→ **TASK OBJECTIVE**: Output what the records say, word for word, with no images.
(INPUT RECORDS)
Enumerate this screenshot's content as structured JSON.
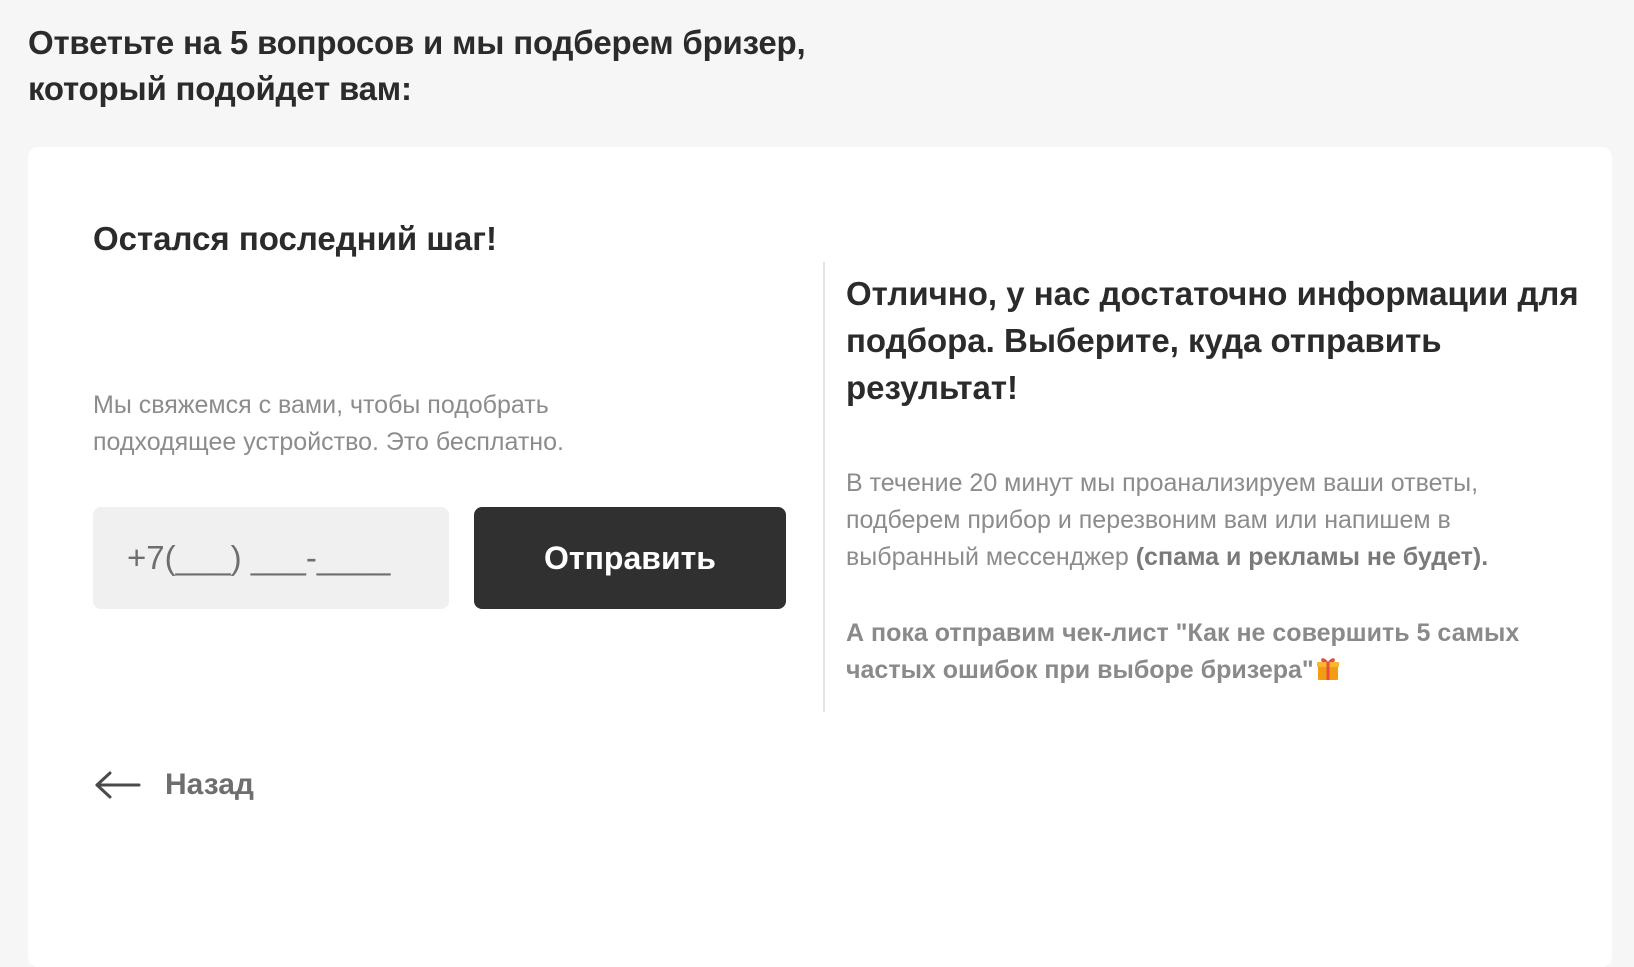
{
  "page": {
    "heading_line1": "Ответьте на 5 вопросов и мы подберем бризер,",
    "heading_line2": "который подойдет вам:"
  },
  "form": {
    "step_title": "Остался последний шаг!",
    "description_line1": "Мы свяжемся с вами, чтобы подобрать",
    "description_line2": "подходящее устройство. Это бесплатно.",
    "phone_placeholder": "+7(___) ___-____",
    "phone_value": "",
    "submit_label": "Отправить",
    "back_label": "Назад",
    "back_icon": "arrow-left-icon"
  },
  "info": {
    "title_line1": "Отлично, у нас достаточно информации для",
    "title_line2": "подбора. Выберите, куда отправить",
    "title_line3": "результат!",
    "text_line1": "В течение 20 минут мы проанализируем ваши ответы,",
    "text_line2": "подберем прибор и перезвоним вам или напишем в",
    "text_line3_start": "выбранный мессенджер ",
    "text_line3_bold": "(спама и рекламы не будет).",
    "bonus_line1": "А пока отправим чек-лист \"Как не совершить 5 самых",
    "bonus_line2": "частых ошибок при выборе бризера\"",
    "bonus_icon": "gift-icon"
  },
  "colors": {
    "page_background": "#f6f6f6",
    "card_background": "#ffffff",
    "button_background": "#303030",
    "input_background": "#f0f0f0",
    "gift_box": "#f39c12",
    "gift_ribbon": "#e74c3c"
  }
}
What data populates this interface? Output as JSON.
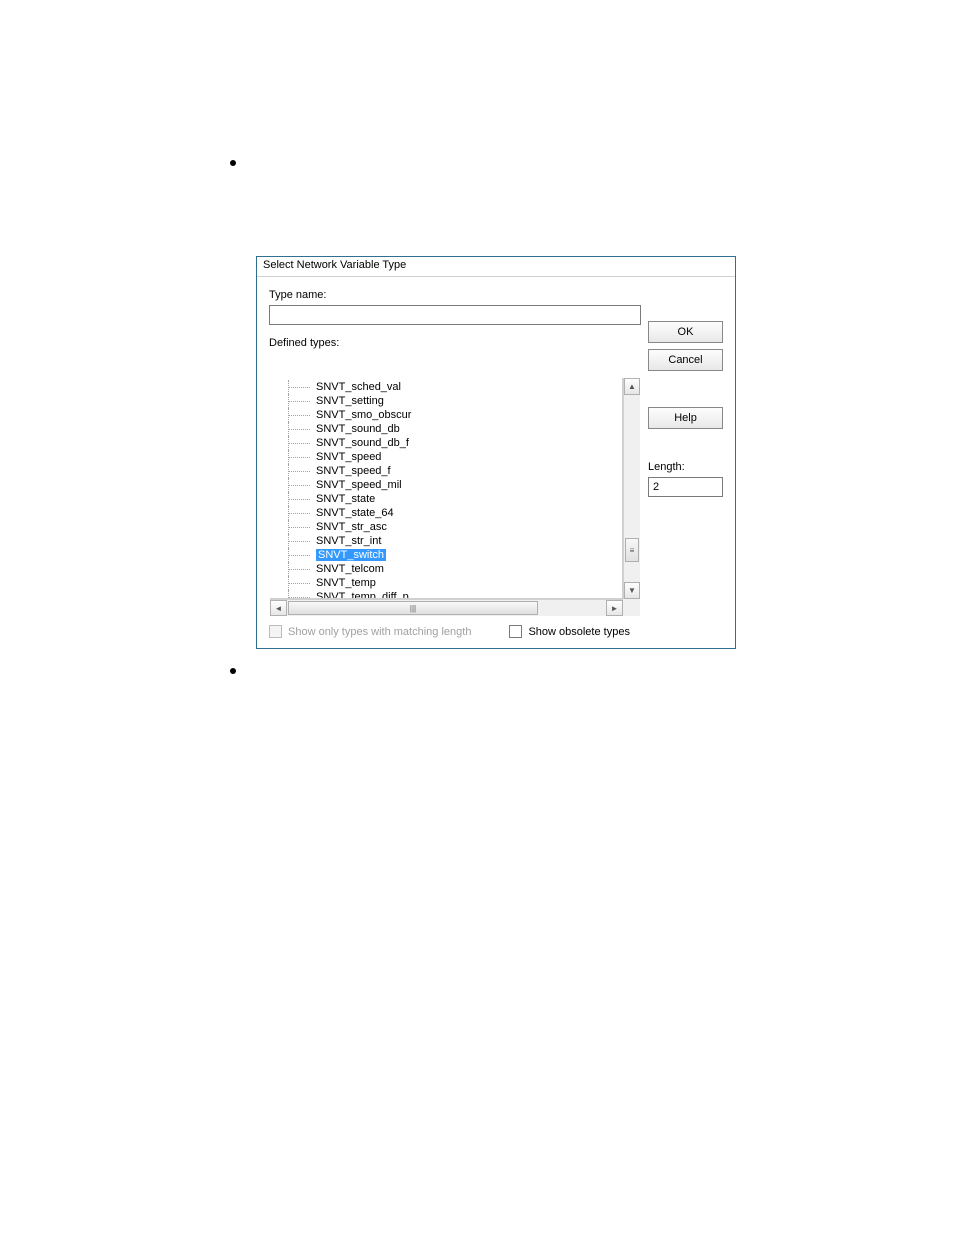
{
  "dialog": {
    "title": "Select Network Variable Type",
    "typeNameLabel": "Type name:",
    "typeNameValue": "",
    "definedLabel": "Defined types:",
    "lengthLabel": "Length:",
    "lengthValue": "2",
    "buttons": {
      "ok": "OK",
      "cancel": "Cancel",
      "help": "Help"
    },
    "checkboxes": {
      "matching": "Show only types with matching length",
      "obsolete": "Show obsolete types"
    },
    "treeItems": [
      {
        "label": "SNVT_sched_val",
        "selected": false
      },
      {
        "label": "SNVT_setting",
        "selected": false
      },
      {
        "label": "SNVT_smo_obscur",
        "selected": false
      },
      {
        "label": "SNVT_sound_db",
        "selected": false
      },
      {
        "label": "SNVT_sound_db_f",
        "selected": false
      },
      {
        "label": "SNVT_speed",
        "selected": false
      },
      {
        "label": "SNVT_speed_f",
        "selected": false
      },
      {
        "label": "SNVT_speed_mil",
        "selected": false
      },
      {
        "label": "SNVT_state",
        "selected": false
      },
      {
        "label": "SNVT_state_64",
        "selected": false
      },
      {
        "label": "SNVT_str_asc",
        "selected": false
      },
      {
        "label": "SNVT_str_int",
        "selected": false
      },
      {
        "label": "SNVT_switch",
        "selected": true
      },
      {
        "label": "SNVT_telcom",
        "selected": false
      },
      {
        "label": "SNVT_temp",
        "selected": false
      },
      {
        "label": "SNVT_temp_diff_p",
        "selected": false
      }
    ]
  }
}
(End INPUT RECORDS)
→ **RESPONSE TO THIS TASK**:
Enumerate this screenshot's content as structured JSON.
{
  "page": {
    "heading_line1": "Ответьте на 5 вопросов и мы подберем бризер,",
    "heading_line2": "который подойдет вам:"
  },
  "form": {
    "step_title": "Остался последний шаг!",
    "description_line1": "Мы свяжемся с вами, чтобы подобрать",
    "description_line2": "подходящее устройство. Это бесплатно.",
    "phone_placeholder": "+7(___) ___-____",
    "phone_value": "",
    "submit_label": "Отправить",
    "back_label": "Назад",
    "back_icon": "arrow-left-icon"
  },
  "info": {
    "title_line1": "Отлично, у нас достаточно информации для",
    "title_line2": "подбора. Выберите, куда отправить",
    "title_line3": "результат!",
    "text_line1": "В течение 20 минут мы проанализируем ваши ответы,",
    "text_line2": "подберем прибор и перезвоним вам или напишем в",
    "text_line3_start": "выбранный мессенджер ",
    "text_line3_bold": "(спама и рекламы не будет).",
    "bonus_line1": "А пока отправим чек-лист \"Как не совершить 5 самых",
    "bonus_line2": "частых ошибок при выборе бризера\"",
    "bonus_icon": "gift-icon"
  },
  "colors": {
    "page_background": "#f6f6f6",
    "card_background": "#ffffff",
    "button_background": "#303030",
    "input_background": "#f0f0f0",
    "gift_box": "#f39c12",
    "gift_ribbon": "#e74c3c"
  }
}
What data populates this interface? Output as JSON.
{
  "dialog": {
    "title": "Select Network Variable Type",
    "typeNameLabel": "Type name:",
    "typeNameValue": "",
    "definedLabel": "Defined types:",
    "lengthLabel": "Length:",
    "lengthValue": "2",
    "buttons": {
      "ok": "OK",
      "cancel": "Cancel",
      "help": "Help"
    },
    "checkboxes": {
      "matching": "Show only types with matching length",
      "obsolete": "Show obsolete types"
    },
    "treeItems": [
      {
        "label": "SNVT_sched_val",
        "selected": false
      },
      {
        "label": "SNVT_setting",
        "selected": false
      },
      {
        "label": "SNVT_smo_obscur",
        "selected": false
      },
      {
        "label": "SNVT_sound_db",
        "selected": false
      },
      {
        "label": "SNVT_sound_db_f",
        "selected": false
      },
      {
        "label": "SNVT_speed",
        "selected": false
      },
      {
        "label": "SNVT_speed_f",
        "selected": false
      },
      {
        "label": "SNVT_speed_mil",
        "selected": false
      },
      {
        "label": "SNVT_state",
        "selected": false
      },
      {
        "label": "SNVT_state_64",
        "selected": false
      },
      {
        "label": "SNVT_str_asc",
        "selected": false
      },
      {
        "label": "SNVT_str_int",
        "selected": false
      },
      {
        "label": "SNVT_switch",
        "selected": true
      },
      {
        "label": "SNVT_telcom",
        "selected": false
      },
      {
        "label": "SNVT_temp",
        "selected": false
      },
      {
        "label": "SNVT_temp_diff_p",
        "selected": false
      }
    ]
  }
}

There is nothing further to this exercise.